__TASK DESCRIPTION__.
Pictures stay out of the copy, and everything else in the data below is repeated exactly.

__RECORDS FOR THE TASK__.
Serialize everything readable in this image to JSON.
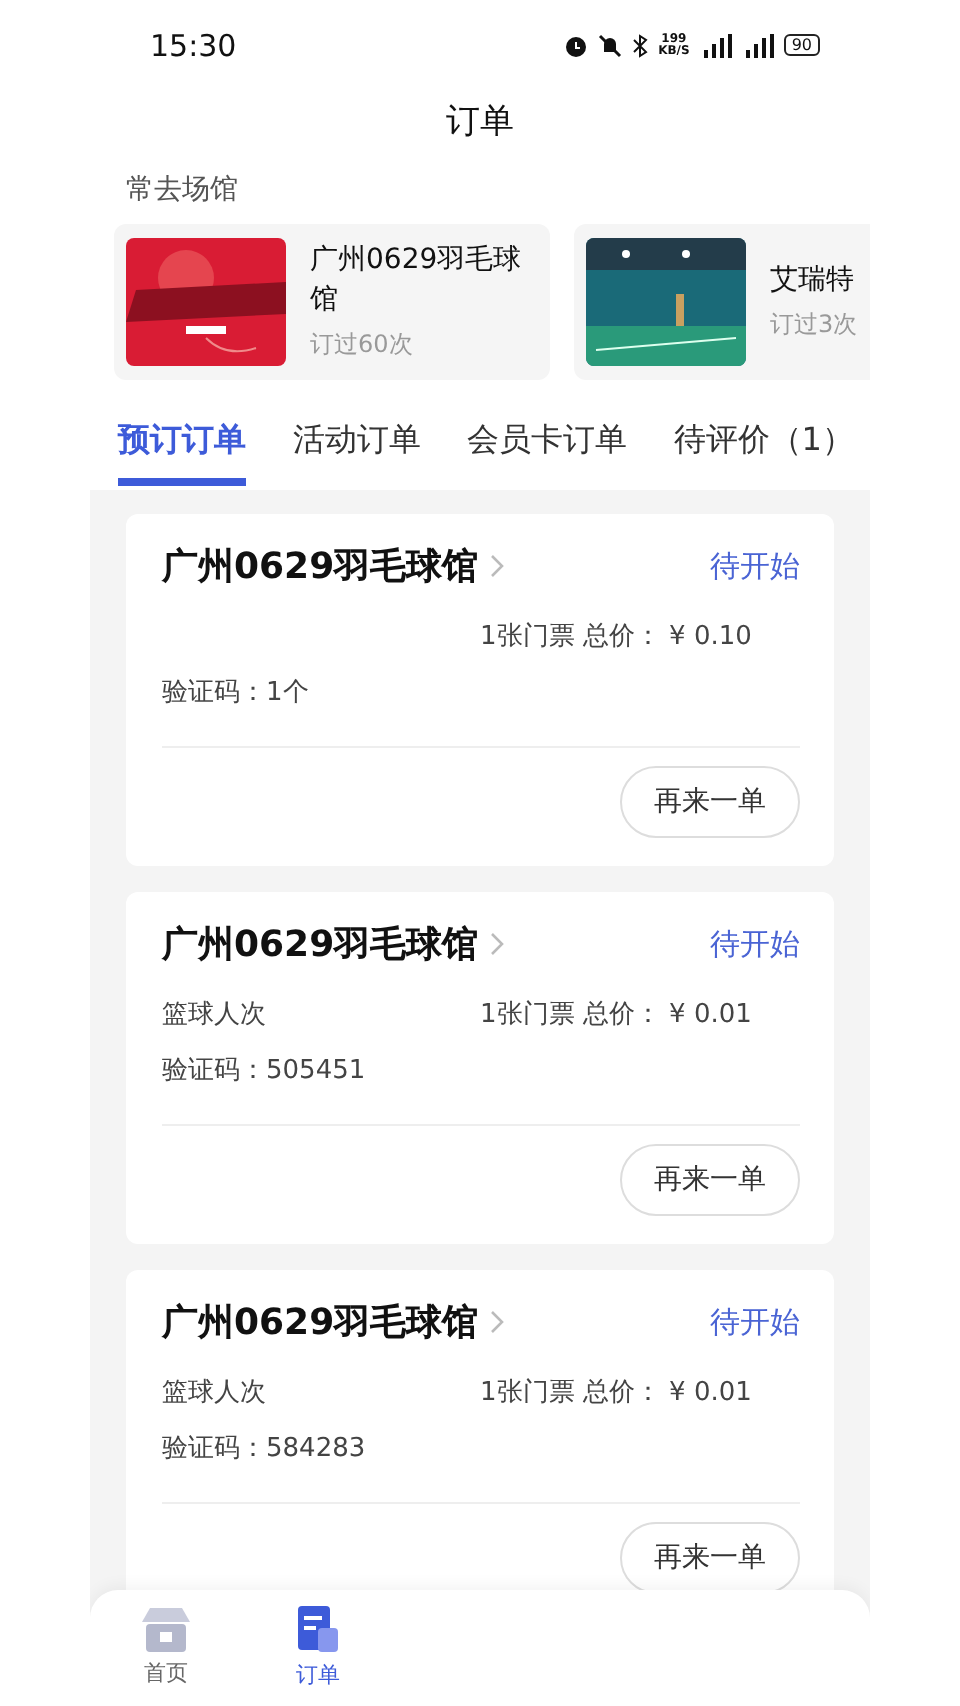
{
  "status_bar": {
    "time": "15:30",
    "speed": "199",
    "speed_unit": "KB/S",
    "battery": "90"
  },
  "title": "订单",
  "frequent": {
    "heading": "常去场馆",
    "venues": [
      {
        "name": "广州0629羽毛球馆",
        "visits": "订过60次"
      },
      {
        "name": "艾瑞特",
        "visits": "订过3次"
      }
    ]
  },
  "tabs": [
    {
      "label": "预订订单",
      "selected": true
    },
    {
      "label": "活动订单",
      "selected": false
    },
    {
      "label": "会员卡订单",
      "selected": false
    },
    {
      "label": "待评价（1）",
      "selected": false
    }
  ],
  "orders": [
    {
      "venue": "广州0629羽毛球馆",
      "status": "待开始",
      "tickets": "1张门票 总价：",
      "price": "¥ 0.10",
      "code": "验证码：1个",
      "button": "再来一单"
    },
    {
      "venue": "广州0629羽毛球馆",
      "status": "待开始",
      "item": "篮球人次",
      "tickets": "1张门票 总价：",
      "price": "¥ 0.01",
      "code": "验证码：505451",
      "button": "再来一单"
    },
    {
      "venue": "广州0629羽毛球馆",
      "status": "待开始",
      "item": "篮球人次",
      "tickets": "1张门票 总价：",
      "price": "¥ 0.01",
      "code": "验证码：584283",
      "button": "再来一单"
    }
  ],
  "nav": [
    {
      "label": "首页",
      "selected": false,
      "kind": "home"
    },
    {
      "label": "订单",
      "selected": true,
      "kind": "orders"
    }
  ]
}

__ANSWER BELOW__.
Serialize everything readable in this image to JSON.
{
  "status_bar": {
    "time": "15:30",
    "speed": "199",
    "speed_unit": "KB/S",
    "battery": "90"
  },
  "title": "订单",
  "frequent": {
    "heading": "常去场馆",
    "venues": [
      {
        "name": "广州0629羽毛球馆",
        "visits": "订过60次"
      },
      {
        "name": "艾瑞特",
        "visits": "订过3次"
      }
    ]
  },
  "tabs": [
    {
      "label": "预订订单",
      "selected": true
    },
    {
      "label": "活动订单",
      "selected": false
    },
    {
      "label": "会员卡订单",
      "selected": false
    },
    {
      "label": "待评价（1）",
      "selected": false
    }
  ],
  "orders": [
    {
      "venue": "广州0629羽毛球馆",
      "status": "待开始",
      "tickets": "1张门票 总价：",
      "price": "¥ 0.10",
      "code": "验证码：1个",
      "button": "再来一单"
    },
    {
      "venue": "广州0629羽毛球馆",
      "status": "待开始",
      "item": "篮球人次",
      "tickets": "1张门票 总价：",
      "price": "¥ 0.01",
      "code": "验证码：505451",
      "button": "再来一单"
    },
    {
      "venue": "广州0629羽毛球馆",
      "status": "待开始",
      "item": "篮球人次",
      "tickets": "1张门票 总价：",
      "price": "¥ 0.01",
      "code": "验证码：584283",
      "button": "再来一单"
    }
  ],
  "nav": [
    {
      "label": "首页",
      "selected": false,
      "kind": "home"
    },
    {
      "label": "订单",
      "selected": true,
      "kind": "orders"
    }
  ]
}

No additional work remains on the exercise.